(Dataset rows describing interfaces)
::::

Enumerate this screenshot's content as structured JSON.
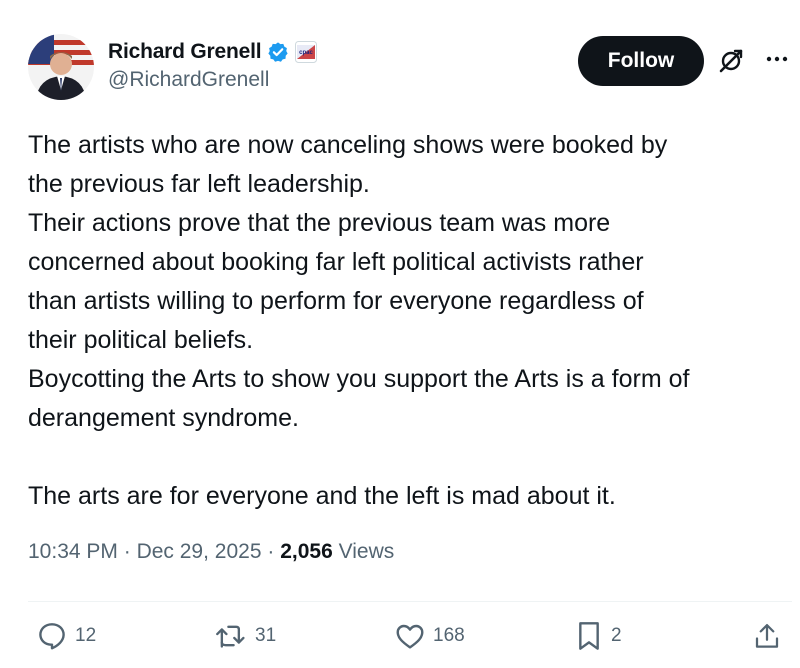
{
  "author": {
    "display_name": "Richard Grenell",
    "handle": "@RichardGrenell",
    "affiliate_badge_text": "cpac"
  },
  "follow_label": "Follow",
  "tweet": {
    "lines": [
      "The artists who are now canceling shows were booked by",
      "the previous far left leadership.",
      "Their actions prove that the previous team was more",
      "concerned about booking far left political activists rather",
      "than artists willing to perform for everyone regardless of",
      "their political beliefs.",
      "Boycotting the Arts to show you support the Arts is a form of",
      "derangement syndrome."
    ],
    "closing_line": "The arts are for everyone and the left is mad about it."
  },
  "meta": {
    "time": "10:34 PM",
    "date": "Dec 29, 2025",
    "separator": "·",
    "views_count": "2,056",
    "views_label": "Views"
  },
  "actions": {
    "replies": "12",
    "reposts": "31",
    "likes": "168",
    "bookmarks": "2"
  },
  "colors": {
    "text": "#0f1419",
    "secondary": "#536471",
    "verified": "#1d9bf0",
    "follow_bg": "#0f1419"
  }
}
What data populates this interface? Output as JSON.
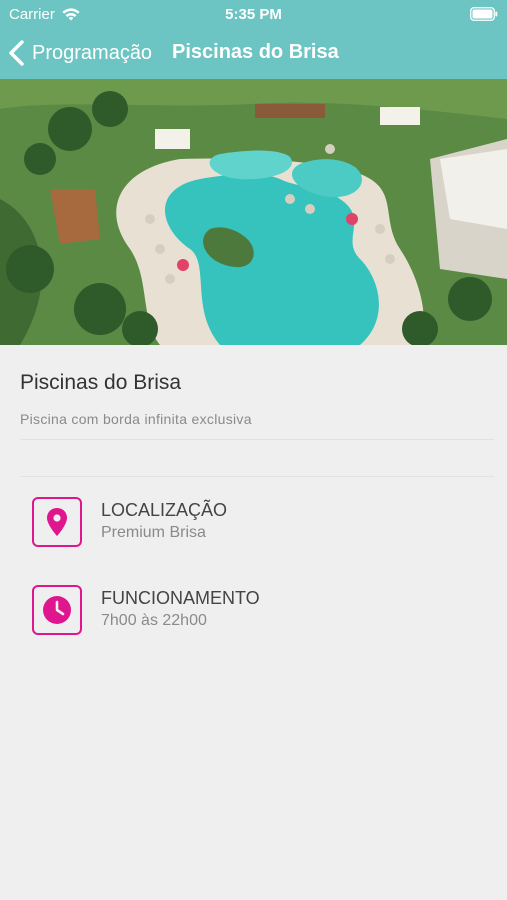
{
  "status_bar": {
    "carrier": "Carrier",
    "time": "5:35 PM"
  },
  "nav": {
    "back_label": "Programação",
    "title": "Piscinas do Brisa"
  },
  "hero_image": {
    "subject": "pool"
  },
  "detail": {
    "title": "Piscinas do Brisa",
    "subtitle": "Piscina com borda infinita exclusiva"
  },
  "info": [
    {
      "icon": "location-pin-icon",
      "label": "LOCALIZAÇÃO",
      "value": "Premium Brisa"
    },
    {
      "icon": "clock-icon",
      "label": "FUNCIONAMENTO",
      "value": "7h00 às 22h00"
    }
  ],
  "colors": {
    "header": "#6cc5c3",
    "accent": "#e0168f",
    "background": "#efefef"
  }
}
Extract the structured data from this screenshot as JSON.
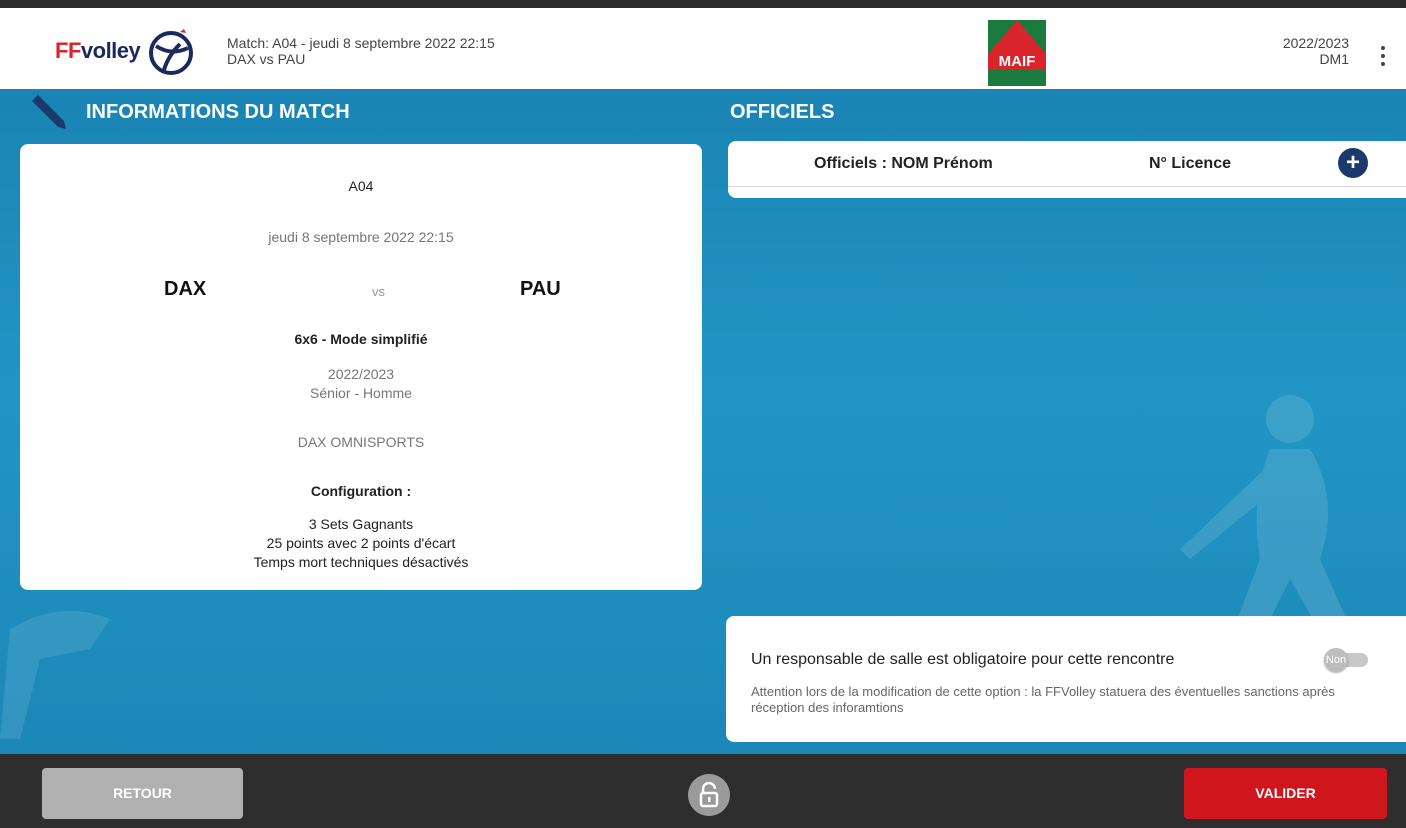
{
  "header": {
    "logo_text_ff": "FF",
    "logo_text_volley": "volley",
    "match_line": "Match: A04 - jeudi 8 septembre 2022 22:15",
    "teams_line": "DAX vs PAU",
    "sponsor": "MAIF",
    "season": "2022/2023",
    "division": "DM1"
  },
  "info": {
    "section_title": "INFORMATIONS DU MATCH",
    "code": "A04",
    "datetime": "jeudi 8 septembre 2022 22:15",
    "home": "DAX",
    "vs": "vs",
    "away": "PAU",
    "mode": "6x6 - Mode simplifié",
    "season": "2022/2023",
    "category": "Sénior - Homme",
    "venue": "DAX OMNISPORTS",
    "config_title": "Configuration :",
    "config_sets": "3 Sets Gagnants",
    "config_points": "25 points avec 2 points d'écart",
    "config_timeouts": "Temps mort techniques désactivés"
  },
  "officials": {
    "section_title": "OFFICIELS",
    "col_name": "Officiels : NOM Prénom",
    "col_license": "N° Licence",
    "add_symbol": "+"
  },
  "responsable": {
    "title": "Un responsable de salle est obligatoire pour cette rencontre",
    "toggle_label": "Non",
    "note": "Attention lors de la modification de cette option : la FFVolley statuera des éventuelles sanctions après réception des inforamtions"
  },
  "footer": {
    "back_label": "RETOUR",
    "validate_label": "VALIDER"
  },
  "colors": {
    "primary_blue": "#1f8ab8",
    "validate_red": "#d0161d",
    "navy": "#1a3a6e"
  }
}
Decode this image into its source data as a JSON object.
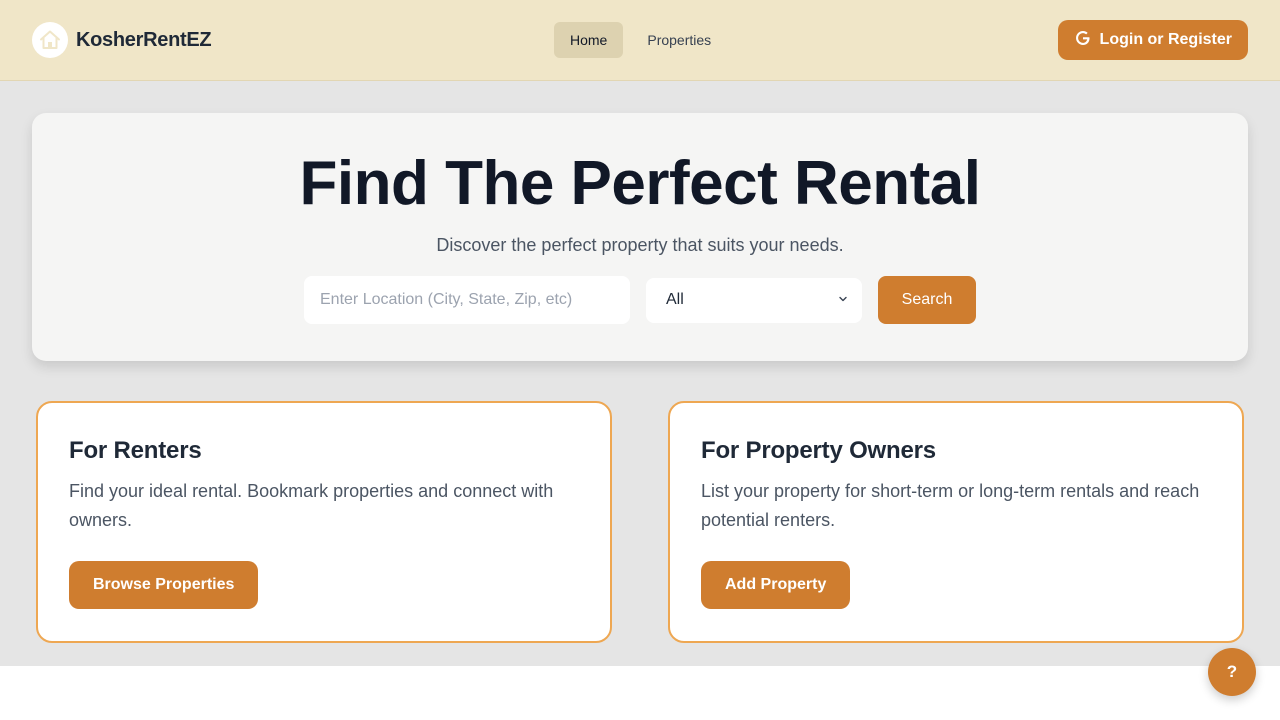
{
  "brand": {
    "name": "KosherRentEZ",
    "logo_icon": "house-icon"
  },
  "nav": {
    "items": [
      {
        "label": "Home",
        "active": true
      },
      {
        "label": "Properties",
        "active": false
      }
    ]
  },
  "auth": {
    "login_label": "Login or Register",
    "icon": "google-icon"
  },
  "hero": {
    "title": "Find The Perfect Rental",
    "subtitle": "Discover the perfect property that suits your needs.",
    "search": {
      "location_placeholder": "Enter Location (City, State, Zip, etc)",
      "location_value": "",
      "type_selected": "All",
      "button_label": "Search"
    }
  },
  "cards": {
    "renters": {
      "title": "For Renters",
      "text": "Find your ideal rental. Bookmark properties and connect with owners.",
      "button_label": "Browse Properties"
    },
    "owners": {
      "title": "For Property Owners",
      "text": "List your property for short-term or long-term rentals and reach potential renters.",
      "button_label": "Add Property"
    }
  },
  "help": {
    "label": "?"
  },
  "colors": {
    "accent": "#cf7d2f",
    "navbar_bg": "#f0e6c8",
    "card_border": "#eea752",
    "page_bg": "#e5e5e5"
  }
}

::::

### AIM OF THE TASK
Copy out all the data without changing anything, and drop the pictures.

### WRITTEN RESPONSE
Enumerate this screenshot's content as structured JSON.
{
  "author": {
    "display_name": "Richard Grenell",
    "handle": "@RichardGrenell",
    "affiliate_badge_text": "cpac"
  },
  "follow_label": "Follow",
  "tweet": {
    "lines": [
      "The artists who are now canceling shows were booked by",
      "the previous far left leadership.",
      "Their actions prove that the previous team was more",
      "concerned about booking far left political activists rather",
      "than artists willing to perform for everyone regardless of",
      "their political beliefs.",
      "Boycotting the Arts to show you support the Arts is a form of",
      "derangement syndrome."
    ],
    "closing_line": "The arts are for everyone and the left is mad about it."
  },
  "meta": {
    "time": "10:34 PM",
    "date": "Dec 29, 2025",
    "separator": "·",
    "views_count": "2,056",
    "views_label": "Views"
  },
  "actions": {
    "replies": "12",
    "reposts": "31",
    "likes": "168",
    "bookmarks": "2"
  },
  "colors": {
    "text": "#0f1419",
    "secondary": "#536471",
    "verified": "#1d9bf0",
    "follow_bg": "#0f1419"
  }
}
What data populates this interface? Output as JSON.
{
  "status_bar": {
    "carrier": "Carrier",
    "time": "5:35 PM"
  },
  "nav": {
    "back_label": "Programação",
    "title": "Piscinas do Brisa"
  },
  "hero_image": {
    "subject": "pool"
  },
  "detail": {
    "title": "Piscinas do Brisa",
    "subtitle": "Piscina com borda infinita exclusiva"
  },
  "info": [
    {
      "icon": "location-pin-icon",
      "label": "LOCALIZAÇÃO",
      "value": "Premium Brisa"
    },
    {
      "icon": "clock-icon",
      "label": "FUNCIONAMENTO",
      "value": "7h00 às 22h00"
    }
  ],
  "colors": {
    "header": "#6cc5c3",
    "accent": "#e0168f",
    "background": "#efefef"
  }
}
Extract the structured data from this screenshot as JSON.
{
  "header": {
    "logo_text_ff": "FF",
    "logo_text_volley": "volley",
    "match_line": "Match: A04 - jeudi 8 septembre 2022 22:15",
    "teams_line": "DAX vs PAU",
    "sponsor": "MAIF",
    "season": "2022/2023",
    "division": "DM1"
  },
  "info": {
    "section_title": "INFORMATIONS DU MATCH",
    "code": "A04",
    "datetime": "jeudi 8 septembre 2022 22:15",
    "home": "DAX",
    "vs": "vs",
    "away": "PAU",
    "mode": "6x6 - Mode simplifié",
    "season": "2022/2023",
    "category": "Sénior - Homme",
    "venue": "DAX OMNISPORTS",
    "config_title": "Configuration :",
    "config_sets": "3 Sets Gagnants",
    "config_points": "25 points avec 2 points d'écart",
    "config_timeouts": "Temps mort techniques désactivés"
  },
  "officials": {
    "section_title": "OFFICIELS",
    "col_name": "Officiels : NOM Prénom",
    "col_license": "N° Licence",
    "add_symbol": "+"
  },
  "responsable": {
    "title": "Un responsable de salle est obligatoire pour cette rencontre",
    "toggle_label": "Non",
    "note": "Attention lors de la modification de cette option : la FFVolley statuera des éventuelles sanctions après réception des inforamtions"
  },
  "footer": {
    "back_label": "RETOUR",
    "validate_label": "VALIDER"
  },
  "colors": {
    "primary_blue": "#1f8ab8",
    "validate_red": "#d0161d",
    "navy": "#1a3a6e"
  }
}
Decode this image into its source data as a JSON object.
{
  "brand": {
    "name": "KosherRentEZ",
    "logo_icon": "house-icon"
  },
  "nav": {
    "items": [
      {
        "label": "Home",
        "active": true
      },
      {
        "label": "Properties",
        "active": false
      }
    ]
  },
  "auth": {
    "login_label": "Login or Register",
    "icon": "google-icon"
  },
  "hero": {
    "title": "Find The Perfect Rental",
    "subtitle": "Discover the perfect property that suits your needs.",
    "search": {
      "location_placeholder": "Enter Location (City, State, Zip, etc)",
      "location_value": "",
      "type_selected": "All",
      "button_label": "Search"
    }
  },
  "cards": {
    "renters": {
      "title": "For Renters",
      "text": "Find your ideal rental. Bookmark properties and connect with owners.",
      "button_label": "Browse Properties"
    },
    "owners": {
      "title": "For Property Owners",
      "text": "List your property for short-term or long-term rentals and reach potential renters.",
      "button_label": "Add Property"
    }
  },
  "help": {
    "label": "?"
  },
  "colors": {
    "accent": "#cf7d2f",
    "navbar_bg": "#f0e6c8",
    "card_border": "#eea752",
    "page_bg": "#e5e5e5"
  }
}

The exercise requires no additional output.